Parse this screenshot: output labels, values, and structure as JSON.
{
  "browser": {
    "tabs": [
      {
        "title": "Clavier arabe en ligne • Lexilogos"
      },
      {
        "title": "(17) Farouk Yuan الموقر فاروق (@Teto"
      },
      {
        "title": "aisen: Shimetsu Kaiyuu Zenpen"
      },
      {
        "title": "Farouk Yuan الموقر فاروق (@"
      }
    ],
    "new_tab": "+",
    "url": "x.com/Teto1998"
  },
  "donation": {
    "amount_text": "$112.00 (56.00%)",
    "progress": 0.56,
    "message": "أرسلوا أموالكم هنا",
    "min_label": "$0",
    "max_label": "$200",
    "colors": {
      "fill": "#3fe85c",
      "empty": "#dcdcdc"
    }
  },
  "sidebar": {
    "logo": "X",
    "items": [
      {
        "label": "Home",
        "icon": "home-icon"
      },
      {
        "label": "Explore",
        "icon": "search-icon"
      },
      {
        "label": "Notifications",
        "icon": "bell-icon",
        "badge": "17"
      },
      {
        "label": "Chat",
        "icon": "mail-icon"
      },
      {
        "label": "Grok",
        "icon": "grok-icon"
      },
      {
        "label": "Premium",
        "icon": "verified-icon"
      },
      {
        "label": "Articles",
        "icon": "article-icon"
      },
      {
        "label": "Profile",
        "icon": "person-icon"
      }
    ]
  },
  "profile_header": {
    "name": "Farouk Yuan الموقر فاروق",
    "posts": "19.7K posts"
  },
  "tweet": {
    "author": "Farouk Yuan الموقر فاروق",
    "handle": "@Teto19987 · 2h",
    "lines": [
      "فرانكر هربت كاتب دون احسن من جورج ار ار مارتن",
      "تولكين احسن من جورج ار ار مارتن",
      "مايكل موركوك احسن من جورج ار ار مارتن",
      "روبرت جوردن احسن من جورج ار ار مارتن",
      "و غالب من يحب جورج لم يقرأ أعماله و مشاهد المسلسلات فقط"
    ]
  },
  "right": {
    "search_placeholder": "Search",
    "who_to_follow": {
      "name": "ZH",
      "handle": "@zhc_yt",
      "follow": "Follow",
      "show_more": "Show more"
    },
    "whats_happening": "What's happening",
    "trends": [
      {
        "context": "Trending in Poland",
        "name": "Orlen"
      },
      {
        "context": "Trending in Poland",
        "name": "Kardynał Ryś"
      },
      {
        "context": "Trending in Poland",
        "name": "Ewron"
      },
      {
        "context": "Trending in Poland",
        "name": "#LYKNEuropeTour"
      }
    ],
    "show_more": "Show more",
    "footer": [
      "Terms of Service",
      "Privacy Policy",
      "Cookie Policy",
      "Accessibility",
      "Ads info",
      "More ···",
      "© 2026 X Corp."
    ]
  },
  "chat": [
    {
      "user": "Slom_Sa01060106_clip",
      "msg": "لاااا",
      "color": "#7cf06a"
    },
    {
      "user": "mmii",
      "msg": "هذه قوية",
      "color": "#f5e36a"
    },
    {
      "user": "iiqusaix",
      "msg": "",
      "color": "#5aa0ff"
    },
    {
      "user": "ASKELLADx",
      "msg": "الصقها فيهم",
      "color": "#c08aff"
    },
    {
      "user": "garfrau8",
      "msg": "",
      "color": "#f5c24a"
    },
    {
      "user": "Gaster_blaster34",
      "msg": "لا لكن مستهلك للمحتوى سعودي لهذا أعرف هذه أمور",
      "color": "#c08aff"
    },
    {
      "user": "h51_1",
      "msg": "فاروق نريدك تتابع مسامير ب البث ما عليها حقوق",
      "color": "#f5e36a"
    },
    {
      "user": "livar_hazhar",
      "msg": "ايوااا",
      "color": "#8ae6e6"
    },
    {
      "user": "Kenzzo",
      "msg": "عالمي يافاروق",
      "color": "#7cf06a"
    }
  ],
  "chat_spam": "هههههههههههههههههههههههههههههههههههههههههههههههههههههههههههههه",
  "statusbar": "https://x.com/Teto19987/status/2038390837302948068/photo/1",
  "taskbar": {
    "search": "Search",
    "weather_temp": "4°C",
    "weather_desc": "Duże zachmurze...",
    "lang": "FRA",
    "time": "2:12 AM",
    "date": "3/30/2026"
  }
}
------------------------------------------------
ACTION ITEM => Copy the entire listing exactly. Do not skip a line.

OUTPUT FOR THIS EXERCISE =>
Parse this screenshot: output labels, values, and structure as JSON.
{
  "browser": {
    "tabs": [
      {
        "title": "Clavier arabe en ligne • Lexilogos"
      },
      {
        "title": "(17) Farouk Yuan الموقر فاروق (@Teto"
      },
      {
        "title": "aisen: Shimetsu Kaiyuu Zenpen"
      },
      {
        "title": "Farouk Yuan الموقر فاروق (@"
      }
    ],
    "new_tab": "+",
    "url": "x.com/Teto1998"
  },
  "donation": {
    "amount_text": "$112.00 (56.00%)",
    "progress": 0.56,
    "message": "أرسلوا أموالكم هنا",
    "min_label": "$0",
    "max_label": "$200",
    "colors": {
      "fill": "#3fe85c",
      "empty": "#dcdcdc"
    }
  },
  "sidebar": {
    "logo": "X",
    "items": [
      {
        "label": "Home",
        "icon": "home-icon"
      },
      {
        "label": "Explore",
        "icon": "search-icon"
      },
      {
        "label": "Notifications",
        "icon": "bell-icon",
        "badge": "17"
      },
      {
        "label": "Chat",
        "icon": "mail-icon"
      },
      {
        "label": "Grok",
        "icon": "grok-icon"
      },
      {
        "label": "Premium",
        "icon": "verified-icon"
      },
      {
        "label": "Articles",
        "icon": "article-icon"
      },
      {
        "label": "Profile",
        "icon": "person-icon"
      }
    ]
  },
  "profile_header": {
    "name": "Farouk Yuan الموقر فاروق",
    "posts": "19.7K posts"
  },
  "tweet": {
    "author": "Farouk Yuan الموقر فاروق",
    "handle": "@Teto19987 · 2h",
    "lines": [
      "فرانكر هربت كاتب دون احسن من جورج ار ار مارتن",
      "تولكين احسن من جورج ار ار مارتن",
      "مايكل موركوك احسن من جورج ار ار مارتن",
      "روبرت جوردن احسن من جورج ار ار مارتن",
      "و غالب من يحب جورج لم يقرأ أعماله و مشاهد المسلسلات فقط"
    ]
  },
  "right": {
    "search_placeholder": "Search",
    "who_to_follow": {
      "name": "ZH",
      "handle": "@zhc_yt",
      "follow": "Follow",
      "show_more": "Show more"
    },
    "whats_happening": "What's happening",
    "trends": [
      {
        "context": "Trending in Poland",
        "name": "Orlen"
      },
      {
        "context": "Trending in Poland",
        "name": "Kardynał Ryś"
      },
      {
        "context": "Trending in Poland",
        "name": "Ewron"
      },
      {
        "context": "Trending in Poland",
        "name": "#LYKNEuropeTour"
      }
    ],
    "show_more": "Show more",
    "footer": [
      "Terms of Service",
      "Privacy Policy",
      "Cookie Policy",
      "Accessibility",
      "Ads info",
      "More ···",
      "© 2026 X Corp."
    ]
  },
  "chat": [
    {
      "user": "Slom_Sa01060106_clip",
      "msg": "لاااا",
      "color": "#7cf06a"
    },
    {
      "user": "mmii",
      "msg": "هذه قوية",
      "color": "#f5e36a"
    },
    {
      "user": "iiqusaix",
      "msg": "",
      "color": "#5aa0ff"
    },
    {
      "user": "ASKELLADx",
      "msg": "الصقها فيهم",
      "color": "#c08aff"
    },
    {
      "user": "garfrau8",
      "msg": "",
      "color": "#f5c24a"
    },
    {
      "user": "Gaster_blaster34",
      "msg": "لا لكن مستهلك للمحتوى سعودي لهذا أعرف هذه أمور",
      "color": "#c08aff"
    },
    {
      "user": "h51_1",
      "msg": "فاروق نريدك تتابع مسامير ب البث ما عليها حقوق",
      "color": "#f5e36a"
    },
    {
      "user": "livar_hazhar",
      "msg": "ايوااا",
      "color": "#8ae6e6"
    },
    {
      "user": "Kenzzo",
      "msg": "عالمي يافاروق",
      "color": "#7cf06a"
    }
  ],
  "chat_spam": "هههههههههههههههههههههههههههههههههههههههههههههههههههههههههههههه",
  "statusbar": "https://x.com/Teto19987/status/2038390837302948068/photo/1",
  "taskbar": {
    "search": "Search",
    "weather_temp": "4°C",
    "weather_desc": "Duże zachmurze...",
    "lang": "FRA",
    "time": "2:12 AM",
    "date": "3/30/2026"
  }
}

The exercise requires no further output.